—Sunny Chan

Writer’s Memo

In the first few weeks of class we focused mainly on the narrative writing form. While I had some experience writing narratives prior to the class, I had never worked as extensively on the editing and revision process as at the beginning of the semester. I learned through this process how much I enjoyed writing in the narrative form, as well as how much I could capture through this method.

By the end of the semester, in Sequence 3, we were given free rein in choosing a form for our final project. We were assigned the task of remediating the content of an article that interested us. After an initial state of being overwhelmed with coming up with an interesting topic as well as an interesting article, I finally had a revelation. I narrowed down my interests and started looking for articles on antibiotic resistance, as this subject concerns me and I was curious to learn more about the issue. When I came across the article from The Economist, “The Spread of Superbugs,” I knew it was the right choice.

My first thoughts in writing my paper were that my essay had to be more accessible and entertaining for the reader who perhaps had no interest in the topic. I knew, almost right away, that a narrative would be the perfect way to remediate this piece. I focused on two methods to accomplish the remediation. First, I remembered how effective it was to appeal to the reader’s emotions, particularly in some informative narratives I had read. Second, I wanted to include some scientific figures and data about the problems the world faces to round out my paper. With this approach, I set the scene in Madison as I felt I would be able to connect to the most people who would be reading my narrative. Through the descriptions and a bit of science, my objectives were to inform the reader about the dangerous microbes we face not only today, but especially down the road. I think the most valuable thing I learned from writing this piece was that there are many ways to create an effective piece of writing. Sometimes the best way is to start writing and see what approach fits best. As I honed in on using the narrative form to capture my specific ideas, I still had to delete and add ideas and move pieces in the narrative to achieve an organized flow. However, I think the most valuable lesson I learned from writing this piece is that writing takes time. One has to craft and develop ideas before a final form is achieved.

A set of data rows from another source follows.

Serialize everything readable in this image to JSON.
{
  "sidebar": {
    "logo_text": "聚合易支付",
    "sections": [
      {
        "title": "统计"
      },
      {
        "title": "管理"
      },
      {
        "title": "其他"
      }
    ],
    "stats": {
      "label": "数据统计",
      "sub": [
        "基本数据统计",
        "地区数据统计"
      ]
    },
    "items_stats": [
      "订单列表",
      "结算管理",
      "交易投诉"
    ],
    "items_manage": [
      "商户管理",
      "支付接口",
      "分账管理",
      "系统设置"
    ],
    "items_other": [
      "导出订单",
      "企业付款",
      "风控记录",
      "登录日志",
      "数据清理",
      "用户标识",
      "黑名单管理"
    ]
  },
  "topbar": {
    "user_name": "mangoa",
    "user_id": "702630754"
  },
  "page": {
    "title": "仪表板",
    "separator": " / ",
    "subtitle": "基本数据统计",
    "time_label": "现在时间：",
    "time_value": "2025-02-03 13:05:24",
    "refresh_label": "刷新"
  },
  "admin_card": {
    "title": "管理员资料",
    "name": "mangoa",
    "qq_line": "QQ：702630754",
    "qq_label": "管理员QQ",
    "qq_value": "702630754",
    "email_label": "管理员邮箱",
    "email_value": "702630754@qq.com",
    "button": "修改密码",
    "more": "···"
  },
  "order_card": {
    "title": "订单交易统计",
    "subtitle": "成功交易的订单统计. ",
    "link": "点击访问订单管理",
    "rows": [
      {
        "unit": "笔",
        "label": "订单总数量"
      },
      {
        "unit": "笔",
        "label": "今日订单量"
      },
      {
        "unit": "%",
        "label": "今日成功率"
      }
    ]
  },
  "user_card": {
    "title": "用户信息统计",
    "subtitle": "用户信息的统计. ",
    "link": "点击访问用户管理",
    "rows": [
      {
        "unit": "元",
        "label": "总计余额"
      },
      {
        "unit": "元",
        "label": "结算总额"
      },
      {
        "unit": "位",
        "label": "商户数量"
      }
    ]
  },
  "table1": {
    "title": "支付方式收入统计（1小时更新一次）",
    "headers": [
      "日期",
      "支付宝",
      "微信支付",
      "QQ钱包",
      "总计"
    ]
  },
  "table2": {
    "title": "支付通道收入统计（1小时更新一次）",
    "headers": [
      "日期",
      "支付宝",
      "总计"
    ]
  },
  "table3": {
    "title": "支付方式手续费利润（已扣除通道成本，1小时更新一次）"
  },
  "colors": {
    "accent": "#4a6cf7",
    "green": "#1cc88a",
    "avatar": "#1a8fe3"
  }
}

— Jared Godfrey

Student Writing Award: Narrative Essay
This essay was previously published in the 9th edition of CCC.